• Task details: When a line of the records contains "worked", copy it.
--- Supplied data Enclosed Below ---
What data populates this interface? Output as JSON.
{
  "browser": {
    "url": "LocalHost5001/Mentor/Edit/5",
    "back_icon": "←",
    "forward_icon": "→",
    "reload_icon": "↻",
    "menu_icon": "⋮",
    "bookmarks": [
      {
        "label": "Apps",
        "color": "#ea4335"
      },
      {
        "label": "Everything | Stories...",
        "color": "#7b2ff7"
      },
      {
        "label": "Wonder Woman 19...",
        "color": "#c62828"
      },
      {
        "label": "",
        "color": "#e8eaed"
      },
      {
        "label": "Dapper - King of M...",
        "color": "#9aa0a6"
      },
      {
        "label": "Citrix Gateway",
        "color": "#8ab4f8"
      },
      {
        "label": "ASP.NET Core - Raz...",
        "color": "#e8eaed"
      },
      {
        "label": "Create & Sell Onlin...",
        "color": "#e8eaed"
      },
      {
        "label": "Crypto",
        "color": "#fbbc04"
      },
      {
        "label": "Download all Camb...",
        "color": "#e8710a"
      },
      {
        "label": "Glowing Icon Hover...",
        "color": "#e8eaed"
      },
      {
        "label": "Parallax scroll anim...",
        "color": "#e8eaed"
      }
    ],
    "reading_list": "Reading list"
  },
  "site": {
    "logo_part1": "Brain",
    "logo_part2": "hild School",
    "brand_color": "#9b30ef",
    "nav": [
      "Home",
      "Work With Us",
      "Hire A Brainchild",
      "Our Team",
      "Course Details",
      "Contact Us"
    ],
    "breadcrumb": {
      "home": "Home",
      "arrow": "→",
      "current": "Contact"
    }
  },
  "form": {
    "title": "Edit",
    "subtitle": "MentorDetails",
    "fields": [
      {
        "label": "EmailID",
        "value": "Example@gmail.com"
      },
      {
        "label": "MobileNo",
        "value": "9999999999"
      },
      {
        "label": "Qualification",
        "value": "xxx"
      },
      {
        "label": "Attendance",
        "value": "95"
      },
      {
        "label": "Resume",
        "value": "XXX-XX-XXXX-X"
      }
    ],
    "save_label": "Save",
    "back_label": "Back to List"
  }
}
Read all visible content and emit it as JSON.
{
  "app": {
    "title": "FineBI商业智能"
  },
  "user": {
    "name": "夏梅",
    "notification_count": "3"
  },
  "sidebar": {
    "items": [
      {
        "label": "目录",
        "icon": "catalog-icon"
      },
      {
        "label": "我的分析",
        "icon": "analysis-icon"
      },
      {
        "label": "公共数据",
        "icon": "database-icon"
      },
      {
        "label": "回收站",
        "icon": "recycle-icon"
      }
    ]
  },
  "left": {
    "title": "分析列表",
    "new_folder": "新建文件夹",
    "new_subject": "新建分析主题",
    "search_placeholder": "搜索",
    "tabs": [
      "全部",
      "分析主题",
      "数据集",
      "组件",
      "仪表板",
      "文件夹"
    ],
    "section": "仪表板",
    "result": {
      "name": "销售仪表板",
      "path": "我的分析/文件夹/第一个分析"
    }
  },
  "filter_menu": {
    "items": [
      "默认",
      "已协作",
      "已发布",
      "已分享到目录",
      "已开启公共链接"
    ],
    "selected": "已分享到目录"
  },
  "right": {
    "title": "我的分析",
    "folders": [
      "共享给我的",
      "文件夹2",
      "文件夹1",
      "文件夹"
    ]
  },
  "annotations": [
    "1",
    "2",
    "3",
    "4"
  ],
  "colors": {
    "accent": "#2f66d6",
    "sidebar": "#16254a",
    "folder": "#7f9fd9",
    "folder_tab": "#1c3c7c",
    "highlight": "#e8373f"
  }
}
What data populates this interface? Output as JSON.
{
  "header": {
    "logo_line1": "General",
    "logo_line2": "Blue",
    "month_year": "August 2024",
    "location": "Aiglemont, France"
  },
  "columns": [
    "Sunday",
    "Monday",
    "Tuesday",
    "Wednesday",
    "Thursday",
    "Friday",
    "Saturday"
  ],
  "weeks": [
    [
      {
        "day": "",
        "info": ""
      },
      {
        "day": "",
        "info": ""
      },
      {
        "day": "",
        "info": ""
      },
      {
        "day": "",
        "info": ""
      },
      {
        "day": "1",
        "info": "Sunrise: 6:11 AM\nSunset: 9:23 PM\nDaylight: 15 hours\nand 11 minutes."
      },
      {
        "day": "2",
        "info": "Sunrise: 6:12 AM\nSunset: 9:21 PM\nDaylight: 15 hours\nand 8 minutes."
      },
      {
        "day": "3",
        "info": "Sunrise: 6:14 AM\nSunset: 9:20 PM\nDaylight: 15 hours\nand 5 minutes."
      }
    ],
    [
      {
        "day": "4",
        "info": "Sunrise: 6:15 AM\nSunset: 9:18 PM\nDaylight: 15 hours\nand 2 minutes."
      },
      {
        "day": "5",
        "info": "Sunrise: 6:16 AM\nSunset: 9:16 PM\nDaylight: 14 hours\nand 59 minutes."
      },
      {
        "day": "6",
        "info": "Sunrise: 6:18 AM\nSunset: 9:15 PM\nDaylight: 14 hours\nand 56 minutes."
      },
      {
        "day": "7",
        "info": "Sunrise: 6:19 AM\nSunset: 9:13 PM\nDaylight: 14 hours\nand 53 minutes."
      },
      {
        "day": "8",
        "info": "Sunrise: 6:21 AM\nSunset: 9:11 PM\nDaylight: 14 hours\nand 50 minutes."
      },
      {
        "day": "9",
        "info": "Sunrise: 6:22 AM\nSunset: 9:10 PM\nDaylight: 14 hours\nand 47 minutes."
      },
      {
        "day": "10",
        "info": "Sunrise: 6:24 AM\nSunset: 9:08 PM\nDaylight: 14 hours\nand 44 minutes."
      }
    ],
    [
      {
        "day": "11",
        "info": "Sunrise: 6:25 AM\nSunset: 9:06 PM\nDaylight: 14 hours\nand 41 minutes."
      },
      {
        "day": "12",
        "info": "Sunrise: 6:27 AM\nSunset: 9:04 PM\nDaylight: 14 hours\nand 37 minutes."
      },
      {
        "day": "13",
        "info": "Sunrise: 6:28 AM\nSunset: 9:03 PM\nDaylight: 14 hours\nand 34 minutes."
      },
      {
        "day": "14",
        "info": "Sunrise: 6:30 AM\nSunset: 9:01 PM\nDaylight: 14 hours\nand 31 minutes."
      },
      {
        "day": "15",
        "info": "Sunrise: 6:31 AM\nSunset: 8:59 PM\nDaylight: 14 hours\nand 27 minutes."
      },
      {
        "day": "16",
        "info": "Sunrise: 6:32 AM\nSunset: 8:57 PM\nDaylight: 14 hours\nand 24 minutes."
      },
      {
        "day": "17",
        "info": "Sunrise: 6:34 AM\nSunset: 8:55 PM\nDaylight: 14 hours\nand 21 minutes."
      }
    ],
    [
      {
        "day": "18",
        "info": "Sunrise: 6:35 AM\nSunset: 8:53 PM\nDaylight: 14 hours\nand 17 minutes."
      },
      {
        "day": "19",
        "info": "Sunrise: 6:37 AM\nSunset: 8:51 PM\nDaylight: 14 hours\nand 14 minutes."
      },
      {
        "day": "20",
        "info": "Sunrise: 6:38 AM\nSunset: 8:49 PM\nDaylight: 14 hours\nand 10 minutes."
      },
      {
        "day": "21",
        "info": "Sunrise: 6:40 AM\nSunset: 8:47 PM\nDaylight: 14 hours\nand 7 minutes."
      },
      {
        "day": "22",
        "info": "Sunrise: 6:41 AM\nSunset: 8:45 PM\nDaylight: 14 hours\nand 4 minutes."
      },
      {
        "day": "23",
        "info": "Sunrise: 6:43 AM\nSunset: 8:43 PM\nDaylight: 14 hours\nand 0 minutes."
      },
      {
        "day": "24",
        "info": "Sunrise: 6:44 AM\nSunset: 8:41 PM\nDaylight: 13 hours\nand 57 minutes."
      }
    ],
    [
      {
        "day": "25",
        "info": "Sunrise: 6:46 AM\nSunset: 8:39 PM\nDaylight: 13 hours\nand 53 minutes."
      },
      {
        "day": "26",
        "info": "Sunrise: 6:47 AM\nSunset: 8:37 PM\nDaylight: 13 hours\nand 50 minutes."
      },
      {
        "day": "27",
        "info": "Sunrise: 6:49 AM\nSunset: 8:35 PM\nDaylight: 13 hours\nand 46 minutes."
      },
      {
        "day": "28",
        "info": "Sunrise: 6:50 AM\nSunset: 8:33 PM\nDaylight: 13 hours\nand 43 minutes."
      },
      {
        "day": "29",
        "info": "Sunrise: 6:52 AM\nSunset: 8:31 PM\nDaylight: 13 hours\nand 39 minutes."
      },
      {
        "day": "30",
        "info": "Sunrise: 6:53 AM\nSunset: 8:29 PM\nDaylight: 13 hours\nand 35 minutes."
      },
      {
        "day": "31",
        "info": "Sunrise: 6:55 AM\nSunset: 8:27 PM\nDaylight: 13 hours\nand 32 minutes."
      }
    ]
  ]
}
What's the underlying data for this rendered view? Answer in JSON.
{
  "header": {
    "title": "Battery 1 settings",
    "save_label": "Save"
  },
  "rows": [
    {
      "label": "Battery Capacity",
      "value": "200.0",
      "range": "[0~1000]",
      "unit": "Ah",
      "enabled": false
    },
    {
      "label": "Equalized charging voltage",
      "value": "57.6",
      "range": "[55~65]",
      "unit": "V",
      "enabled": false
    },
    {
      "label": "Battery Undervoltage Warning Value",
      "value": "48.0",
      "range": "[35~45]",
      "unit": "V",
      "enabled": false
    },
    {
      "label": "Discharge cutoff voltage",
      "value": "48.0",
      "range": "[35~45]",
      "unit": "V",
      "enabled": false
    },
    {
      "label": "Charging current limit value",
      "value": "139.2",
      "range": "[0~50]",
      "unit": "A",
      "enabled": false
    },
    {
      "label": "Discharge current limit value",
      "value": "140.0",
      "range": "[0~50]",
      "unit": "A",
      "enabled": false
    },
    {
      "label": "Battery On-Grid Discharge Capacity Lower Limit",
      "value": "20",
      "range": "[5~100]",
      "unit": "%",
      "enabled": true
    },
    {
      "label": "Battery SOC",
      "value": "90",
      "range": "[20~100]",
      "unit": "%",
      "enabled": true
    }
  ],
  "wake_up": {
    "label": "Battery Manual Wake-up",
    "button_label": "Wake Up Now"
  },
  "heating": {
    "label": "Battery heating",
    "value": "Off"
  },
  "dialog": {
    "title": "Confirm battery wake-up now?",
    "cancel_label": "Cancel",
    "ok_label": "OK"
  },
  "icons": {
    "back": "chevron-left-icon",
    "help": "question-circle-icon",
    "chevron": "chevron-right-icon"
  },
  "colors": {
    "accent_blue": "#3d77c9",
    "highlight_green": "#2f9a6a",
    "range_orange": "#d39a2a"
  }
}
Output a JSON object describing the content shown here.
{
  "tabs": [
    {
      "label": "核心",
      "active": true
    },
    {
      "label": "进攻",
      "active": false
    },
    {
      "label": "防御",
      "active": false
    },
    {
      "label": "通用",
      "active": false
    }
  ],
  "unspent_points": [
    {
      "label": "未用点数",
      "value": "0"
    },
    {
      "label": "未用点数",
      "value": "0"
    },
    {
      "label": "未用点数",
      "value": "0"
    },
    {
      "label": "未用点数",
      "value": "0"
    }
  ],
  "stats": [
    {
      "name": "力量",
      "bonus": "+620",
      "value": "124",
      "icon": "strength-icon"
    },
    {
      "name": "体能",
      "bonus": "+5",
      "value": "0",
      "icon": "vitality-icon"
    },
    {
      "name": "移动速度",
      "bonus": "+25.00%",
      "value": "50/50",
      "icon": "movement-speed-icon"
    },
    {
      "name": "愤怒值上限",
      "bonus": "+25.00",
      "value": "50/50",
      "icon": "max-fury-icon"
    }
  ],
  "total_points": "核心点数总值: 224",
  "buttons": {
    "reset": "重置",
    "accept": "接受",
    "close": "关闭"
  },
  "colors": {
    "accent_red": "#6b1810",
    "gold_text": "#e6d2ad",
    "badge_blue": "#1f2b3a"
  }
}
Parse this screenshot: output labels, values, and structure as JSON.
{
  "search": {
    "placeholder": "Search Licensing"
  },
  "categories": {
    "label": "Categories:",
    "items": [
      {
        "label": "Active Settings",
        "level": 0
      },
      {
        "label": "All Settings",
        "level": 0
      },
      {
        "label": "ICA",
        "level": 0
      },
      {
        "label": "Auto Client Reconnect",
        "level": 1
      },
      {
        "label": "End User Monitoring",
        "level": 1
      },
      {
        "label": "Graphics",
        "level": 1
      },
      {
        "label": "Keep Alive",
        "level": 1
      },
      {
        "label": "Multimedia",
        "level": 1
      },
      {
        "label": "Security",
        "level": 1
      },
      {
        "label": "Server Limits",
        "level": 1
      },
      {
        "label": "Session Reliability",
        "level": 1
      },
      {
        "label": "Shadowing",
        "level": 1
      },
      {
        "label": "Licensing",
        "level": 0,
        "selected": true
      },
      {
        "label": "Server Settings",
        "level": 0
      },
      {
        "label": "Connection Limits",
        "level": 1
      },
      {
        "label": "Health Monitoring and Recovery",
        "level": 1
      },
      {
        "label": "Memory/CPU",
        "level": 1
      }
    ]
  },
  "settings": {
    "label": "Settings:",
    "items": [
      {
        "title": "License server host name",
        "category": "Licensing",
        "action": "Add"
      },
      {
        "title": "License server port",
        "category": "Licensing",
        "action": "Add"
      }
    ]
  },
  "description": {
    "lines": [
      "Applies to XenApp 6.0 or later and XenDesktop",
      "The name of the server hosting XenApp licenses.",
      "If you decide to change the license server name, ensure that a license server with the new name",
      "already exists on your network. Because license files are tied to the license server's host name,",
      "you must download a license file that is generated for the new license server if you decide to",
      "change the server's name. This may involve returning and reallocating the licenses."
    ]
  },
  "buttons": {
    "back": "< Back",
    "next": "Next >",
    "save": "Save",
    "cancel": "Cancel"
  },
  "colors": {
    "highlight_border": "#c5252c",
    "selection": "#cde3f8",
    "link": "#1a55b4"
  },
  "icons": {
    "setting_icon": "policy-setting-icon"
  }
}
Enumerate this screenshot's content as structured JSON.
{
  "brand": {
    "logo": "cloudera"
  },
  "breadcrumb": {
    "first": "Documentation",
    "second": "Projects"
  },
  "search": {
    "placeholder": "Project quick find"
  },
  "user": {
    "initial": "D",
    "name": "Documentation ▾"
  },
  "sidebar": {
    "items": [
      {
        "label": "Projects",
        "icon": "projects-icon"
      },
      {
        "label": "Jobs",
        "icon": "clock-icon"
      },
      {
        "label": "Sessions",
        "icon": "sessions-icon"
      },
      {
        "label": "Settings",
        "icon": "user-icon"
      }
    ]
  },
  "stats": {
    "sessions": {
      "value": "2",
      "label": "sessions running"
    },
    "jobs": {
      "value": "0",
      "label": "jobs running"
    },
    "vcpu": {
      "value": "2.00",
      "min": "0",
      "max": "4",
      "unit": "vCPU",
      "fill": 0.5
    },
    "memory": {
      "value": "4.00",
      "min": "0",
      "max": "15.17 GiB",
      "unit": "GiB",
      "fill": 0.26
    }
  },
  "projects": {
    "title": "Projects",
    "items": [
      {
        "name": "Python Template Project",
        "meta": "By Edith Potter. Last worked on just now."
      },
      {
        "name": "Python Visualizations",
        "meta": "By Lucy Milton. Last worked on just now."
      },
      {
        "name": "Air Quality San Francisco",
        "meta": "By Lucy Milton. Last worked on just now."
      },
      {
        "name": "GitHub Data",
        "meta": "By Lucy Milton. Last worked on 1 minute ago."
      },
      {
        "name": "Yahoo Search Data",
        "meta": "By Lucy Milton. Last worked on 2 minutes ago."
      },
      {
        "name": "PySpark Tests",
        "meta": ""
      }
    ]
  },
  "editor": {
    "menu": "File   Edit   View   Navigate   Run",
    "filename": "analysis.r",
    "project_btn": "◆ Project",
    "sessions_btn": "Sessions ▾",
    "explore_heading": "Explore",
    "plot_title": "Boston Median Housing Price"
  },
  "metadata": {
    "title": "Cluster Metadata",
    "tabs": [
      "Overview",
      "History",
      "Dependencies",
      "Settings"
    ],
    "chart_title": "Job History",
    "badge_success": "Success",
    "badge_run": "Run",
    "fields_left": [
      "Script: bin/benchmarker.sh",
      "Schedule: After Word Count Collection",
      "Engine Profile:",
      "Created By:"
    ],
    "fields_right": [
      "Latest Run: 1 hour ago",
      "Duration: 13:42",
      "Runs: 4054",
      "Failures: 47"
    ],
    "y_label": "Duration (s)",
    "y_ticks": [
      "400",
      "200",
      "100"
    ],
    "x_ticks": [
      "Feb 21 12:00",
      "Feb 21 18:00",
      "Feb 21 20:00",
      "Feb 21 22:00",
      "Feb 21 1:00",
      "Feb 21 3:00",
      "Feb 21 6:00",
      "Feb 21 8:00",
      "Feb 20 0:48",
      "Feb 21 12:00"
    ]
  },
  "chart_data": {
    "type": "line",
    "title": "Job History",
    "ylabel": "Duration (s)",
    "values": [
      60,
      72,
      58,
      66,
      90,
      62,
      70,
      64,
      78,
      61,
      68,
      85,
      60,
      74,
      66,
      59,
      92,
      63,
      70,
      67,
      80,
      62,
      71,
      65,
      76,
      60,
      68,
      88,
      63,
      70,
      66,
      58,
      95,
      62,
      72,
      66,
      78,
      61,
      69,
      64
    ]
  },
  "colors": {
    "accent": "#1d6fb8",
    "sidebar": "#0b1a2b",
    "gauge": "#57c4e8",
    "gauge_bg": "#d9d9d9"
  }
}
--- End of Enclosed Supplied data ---
• Task response:
        "meta": "By Edith Potter. Last worked on just now."
        "meta": "By Lucy Milton. Last worked on just now."
        "meta": "By Lucy Milton. Last worked on just now."
        "meta": "By Lucy Milton. Last worked on 1 minute ago."
        "meta": "By Lucy Milton. Last worked on 2 minutes ago."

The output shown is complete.